It has been reported that the ransomware STOP represents 56% of the attacks registered so far. The number of victims of this malware ranges between 116,000 confirmed cases and 460,000 unconfirmed cases.
Ransomware attacks are on the rise, which has cost victims hundreds of thousands of dollars every month. However, a new tool, aimed at unlocking encrypted data, could mean the end to a particularly virulent malware, known as STOP, which represents 56% of recorded attacks.
The ransomware acts by encrypting the local files found on specific computers, only unlocking them if the victim pays a fee, which is often in cryptocurrencies such as Bitcoin. In recent months, these attacks have experienced a resurgence, especially in municipal bodies, local businesses and schools, among other objectives.
In this case, STOP spreads through links that promise that users can download paid software for free. This type of malware is aimed primarily at older users and children. In this regard, the cybersecurity company Emsisoft explains that STOP hides clues in the encrypted files, which can be decrypted to reveal the key.
The company found a way to restore the hijacked files, without paying the ransom, through a new tool. It performs a review that allows the recovery of the clues, which can be used to discover the code for decryption. Emsisoft spokesman Brett Callow said that this solution can frustrate up to 70% of attacks.
Callow said that there is “great acceptance” of the tool among users. He adds that the number of victims, ranging between 116,000 confirmed cases and 460,000 unconfirmed cases, forced Emsisoft to outsource customer service for the tool to BleepingComputer, an online cybersecurity community. He said that this was the only way to handle this great flood of inquiries.
BleepingComputer is comprised of hundreds of volunteers, who are responsible for helping malware victims.

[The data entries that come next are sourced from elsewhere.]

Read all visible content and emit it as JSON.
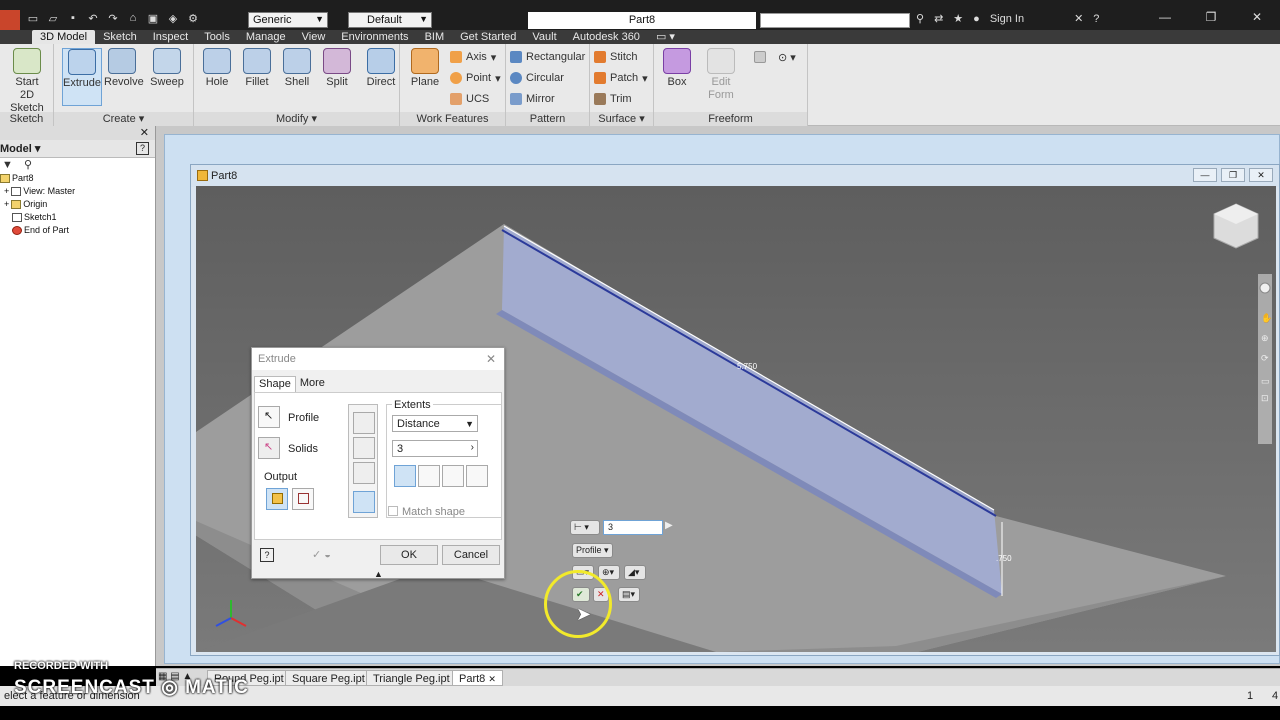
{
  "titlebar": {
    "material": "Generic",
    "appearance": "Default",
    "document_title": "Part8",
    "sign_in": "Sign In"
  },
  "ribbon_tabs": [
    "3D Model",
    "Sketch",
    "Inspect",
    "Tools",
    "Manage",
    "View",
    "Environments",
    "BIM",
    "Get Started",
    "Vault",
    "Autodesk 360"
  ],
  "ribbon": {
    "sketch": {
      "label": "Sketch",
      "start_line1": "Start",
      "start_line2": "2D Sketch"
    },
    "create": {
      "label": "Create",
      "extrude": "Extrude",
      "revolve": "Revolve",
      "sweep": "Sweep"
    },
    "modify": {
      "label": "Modify",
      "hole": "Hole",
      "fillet": "Fillet",
      "shell": "Shell",
      "split": "Split",
      "direct": "Direct"
    },
    "work_features": {
      "label": "Work Features",
      "plane": "Plane",
      "axis": "Axis",
      "point": "Point",
      "ucs": "UCS"
    },
    "pattern": {
      "label": "Pattern",
      "rectangular": "Rectangular",
      "circular": "Circular",
      "mirror": "Mirror"
    },
    "surface": {
      "label": "Surface",
      "stitch": "Stitch",
      "patch": "Patch",
      "trim": "Trim"
    },
    "freeform": {
      "label": "Freeform",
      "box": "Box",
      "edit_line1": "Edit",
      "edit_line2": "Form"
    }
  },
  "browser": {
    "title": "Model",
    "items": [
      "Part8",
      "View: Master",
      "Origin",
      "Sketch1",
      "End of Part"
    ]
  },
  "document": {
    "caption": "Part8"
  },
  "viewport": {
    "dim_length": "5.750",
    "dim_height": ".750"
  },
  "extrude_dialog": {
    "title": "Extrude",
    "tab_shape": "Shape",
    "tab_more": "More",
    "profile": "Profile",
    "solids": "Solids",
    "output": "Output",
    "extents": "Extents",
    "extents_type": "Distance",
    "distance_value": "3",
    "match_shape": "Match shape",
    "ok": "OK",
    "cancel": "Cancel"
  },
  "minitoolbar": {
    "value": "3",
    "profile": "Profile"
  },
  "doc_tabs": [
    "Round Peg.ipt",
    "Square Peg.ipt",
    "Triangle Peg.ipt",
    "Part8"
  ],
  "status": {
    "message": "elect a feature or dimension",
    "page1": "1",
    "page2": "4"
  },
  "watermark": {
    "line1": "RECORDED WITH",
    "line2": "SCREENCAST",
    "line3": "MATIC"
  },
  "colors": {
    "ribbon_bg": "#e9e9e9",
    "viewport_bg": "#6a6a6a",
    "accent": "#6fa3d6",
    "preview": "#9aa6d8",
    "highlight_ring": "#f2ea2b"
  }
}
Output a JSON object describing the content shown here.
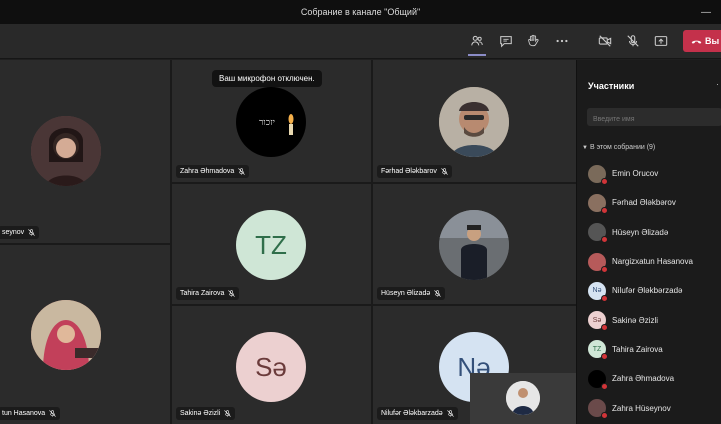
{
  "window": {
    "title": "Собрание в канале \"Общий\""
  },
  "toolbar": {
    "icons": [
      "participants-icon",
      "chat-icon",
      "raise-hand-icon",
      "more-icon",
      "camera-off-icon",
      "mic-off-icon",
      "share-icon"
    ],
    "leave_label": "Вы",
    "leave_color": "#c4314b"
  },
  "mic_notice": "Ваш микрофон отключен.",
  "tiles": [
    {
      "name": "Zahra Hüseynov",
      "label_shown": "seynov",
      "initials": "",
      "bg": "#6a4a4a"
    },
    {
      "name": "Zahra Əhmadova",
      "label_shown": "Zahra Əhmadova",
      "initials": "",
      "bg": "#000000",
      "avatar_text": "יזכור"
    },
    {
      "name": "Fərhad Ələkbarov",
      "label_shown": "Fərhad Ələkbarov",
      "initials": "",
      "bg": "#8a7a6a"
    },
    {
      "name": "Tahira Zairova",
      "label_shown": "Tahira Zairova",
      "initials": "TZ",
      "bg": "#cfe6d6",
      "fg": "#2f6e4a"
    },
    {
      "name": "Hüseyn Əlizadə",
      "label_shown": "Hüseyn Əlizadə",
      "initials": "",
      "bg": "#5a5a5a"
    },
    {
      "name": "Nargizxatun Hasanova",
      "label_shown": "tun Hasanova",
      "initials": "",
      "bg": "#b65a5a"
    },
    {
      "name": "Sakinə Əzizli",
      "label_shown": "Sakinə Əzizli",
      "initials": "Sə",
      "bg": "#ecd0d0",
      "fg": "#6b3b3b"
    },
    {
      "name": "Nilufər Ələkbarzadə",
      "label_shown": "Nilufər Ələkbarzadə",
      "initials": "Nə",
      "bg": "#d5e3f2",
      "fg": "#34507a"
    }
  ],
  "panel": {
    "title": "Участники",
    "search_placeholder": "Введите имя",
    "section_label": "В этом собрании (9)",
    "participants": [
      {
        "name": "Emin Orucov",
        "initials": "",
        "color": "#7a6a5a"
      },
      {
        "name": "Fərhad Ələkbərov",
        "initials": "",
        "color": "#8a7060"
      },
      {
        "name": "Hüseyn Əlizadə",
        "initials": "",
        "color": "#555555"
      },
      {
        "name": "Nargizxatun Hasanova",
        "initials": "",
        "color": "#b65a5a"
      },
      {
        "name": "Nilufər Ələkbərzadə",
        "initials": "Nə",
        "color": "#d5e3f2"
      },
      {
        "name": "Sakinə Əzizli",
        "initials": "Sə",
        "color": "#ecd0d0"
      },
      {
        "name": "Tahira Zairova",
        "initials": "TZ",
        "color": "#cfe6d6"
      },
      {
        "name": "Zahra Əhmadova",
        "initials": "",
        "color": "#000000"
      },
      {
        "name": "Zahra Hüseynov",
        "initials": "",
        "color": "#6a4a4a"
      }
    ]
  }
}
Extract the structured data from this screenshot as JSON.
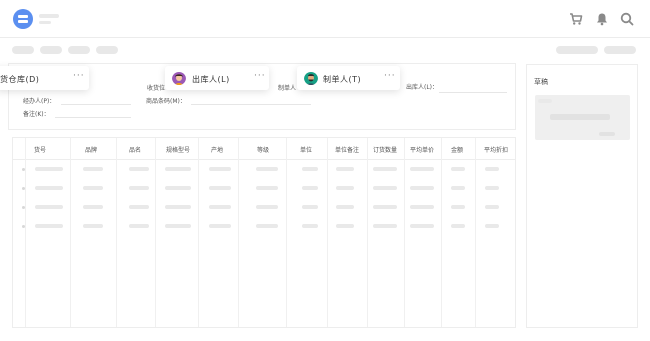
{
  "app": {
    "brand_color": "#5b8ff0"
  },
  "header": {
    "icons": [
      "cart-icon",
      "bell-icon",
      "search-icon"
    ],
    "icon_color": "#8a8a8a"
  },
  "form": {
    "fields": {
      "warehouse": "货仓库(D)",
      "receiver": "收货位",
      "maker": "制单人",
      "issuer": "出库人(L)：",
      "handler": "经办人(P)：",
      "barcode": "商品条码(M)：",
      "remark": "备注(K)："
    },
    "chips": [
      {
        "label": "出库人(L)",
        "dots": "···"
      },
      {
        "label": "制单人(T)",
        "dots": "···"
      }
    ],
    "warehouse_dots": "···"
  },
  "table": {
    "columns": [
      "货号",
      "品牌",
      "品名",
      "规格型号",
      "产地",
      "等级",
      "单位",
      "单位备注",
      "订货数量",
      "平均单价",
      "金额",
      "平均折扣"
    ],
    "row_count": 4
  },
  "panel": {
    "title": "草稿"
  }
}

Lawrence Abrams, community spokesman, explained that, despite how much volunteers have tried to help, in many cases there is nothing that can be done. With the launch of the STOP decryption service, developed by Emsisoft, these volunteers will finally be able to help many desperate victims to recover their files.
There is no doubt that prevention is a better option than waiting for a cure. Callow states that ransomware attacks can be avoided by uploading files to cloud-based services that support “versioning,” which simply means that the cloud service maintains multiple copies of each file. In other words, if the most recent version is encrypted, the option of using an earlier version is available.

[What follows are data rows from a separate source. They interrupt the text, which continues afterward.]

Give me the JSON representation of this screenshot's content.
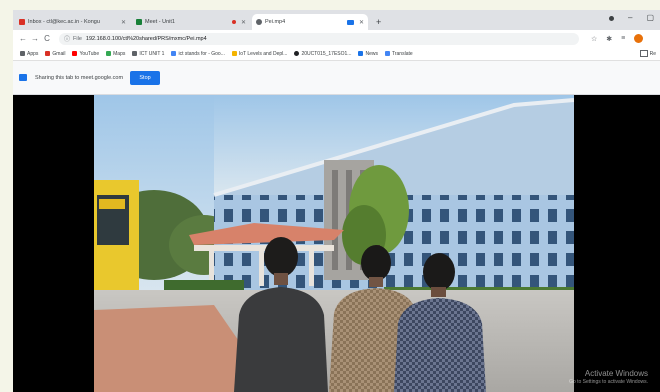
{
  "tabs": [
    {
      "title": "Inbox - ctl@kec.ac.in - Kongu",
      "favicon_color": "#d93025",
      "active": false
    },
    {
      "title": "Meet - Unit1",
      "favicon_color": "#188038",
      "active": false
    },
    {
      "title": "Pei.mp4",
      "favicon_color": "#5f6368",
      "active": true
    }
  ],
  "new_tab": "+",
  "toolbar": {
    "back": "←",
    "forward": "→",
    "reload": "C",
    "scheme": "File",
    "url": "192.168.0.100/ctl%20shared/PRS/mxmc/Pei.mp4"
  },
  "bookmarks": [
    {
      "label": "Apps",
      "icon_color": "#5f6368"
    },
    {
      "label": "Gmail",
      "icon_color": "#d93025"
    },
    {
      "label": "YouTube",
      "icon_color": "#ff0000"
    },
    {
      "label": "Maps",
      "icon_color": "#34a853"
    },
    {
      "label": "ICT UNIT 1",
      "icon_color": "#5f6368"
    },
    {
      "label": "ict stands for - Goo...",
      "icon_color": "#4285f4"
    },
    {
      "label": "IoT Levels and Depl...",
      "icon_color": "#f4b400"
    },
    {
      "label": "20UCT015_17ESO1...",
      "icon_color": "#202124"
    },
    {
      "label": "News",
      "icon_color": "#1a73e8"
    },
    {
      "label": "Translate",
      "icon_color": "#4285f4"
    }
  ],
  "bookmarks_other": "Re",
  "sharing": {
    "text": "Sharing this tab to meet.google.com",
    "stop_label": "Stop"
  },
  "watermark": {
    "line1": "Activate Windows",
    "line2": "Go to Settings to activate Windows."
  }
}
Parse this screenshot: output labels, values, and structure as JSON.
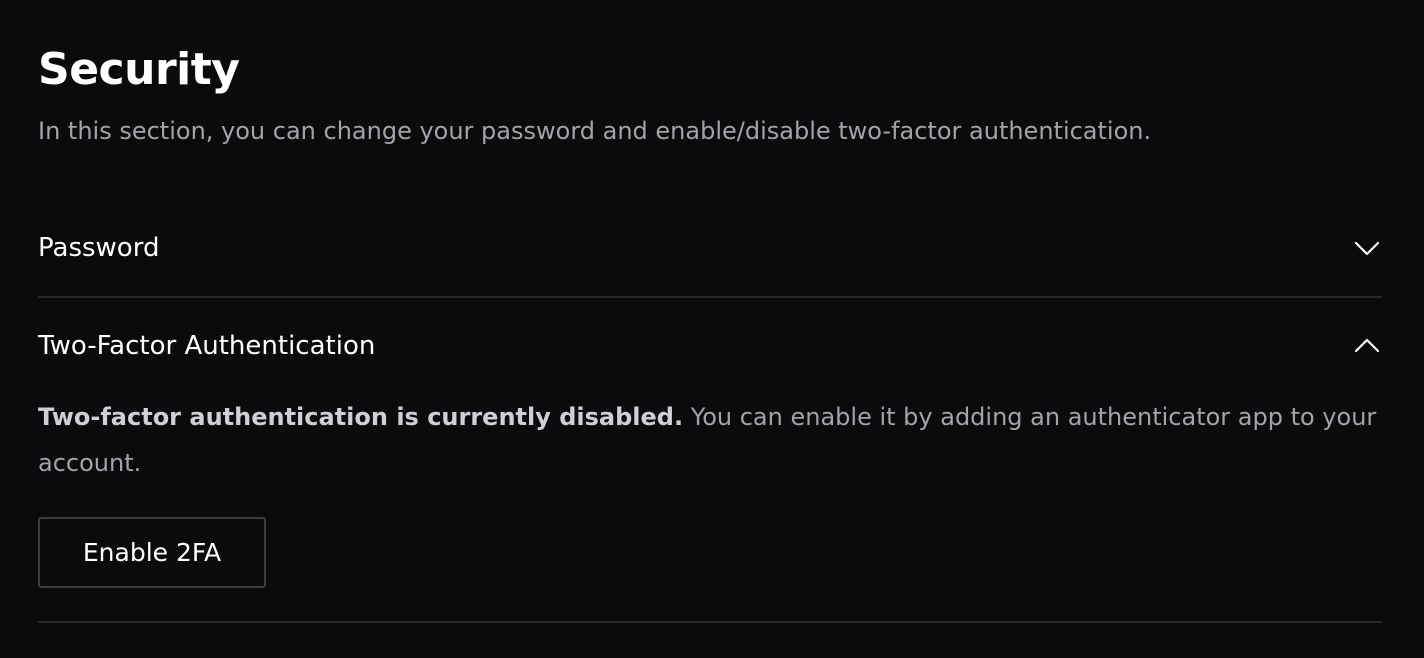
{
  "header": {
    "title": "Security",
    "subtitle": "In this section, you can change your password and enable/disable two-factor authentication."
  },
  "sections": [
    {
      "label": "Password",
      "state": "collapsed",
      "icon": "chevron-down-icon"
    },
    {
      "label": "Two-Factor Authentication",
      "state": "expanded",
      "icon": "chevron-up-icon",
      "status_strong": "Two-factor authentication is currently disabled.",
      "status_text": " You can enable it by adding an authenticator app to your account.",
      "button_label": "Enable 2FA"
    }
  ],
  "colors": {
    "background": "#0b0b0d",
    "text_primary": "#ffffff",
    "text_secondary": "#a3a3a8",
    "divider": "#2a2a2e",
    "button_border": "#3b3b40"
  }
}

Eventually, it is usual for attackers to become more skilled, by becoming familiar with the latest decryption tool, which tends to improve their arsenal. Callow said that that happens all the time, since they manage to solve the encryption while the developers change the nature of things or start again. Its objective is simply to allow victims to recover their data, without having to pay the ransom. At the moment, this new tool will be in charge of doing exactly the job.
By Willmen Blanco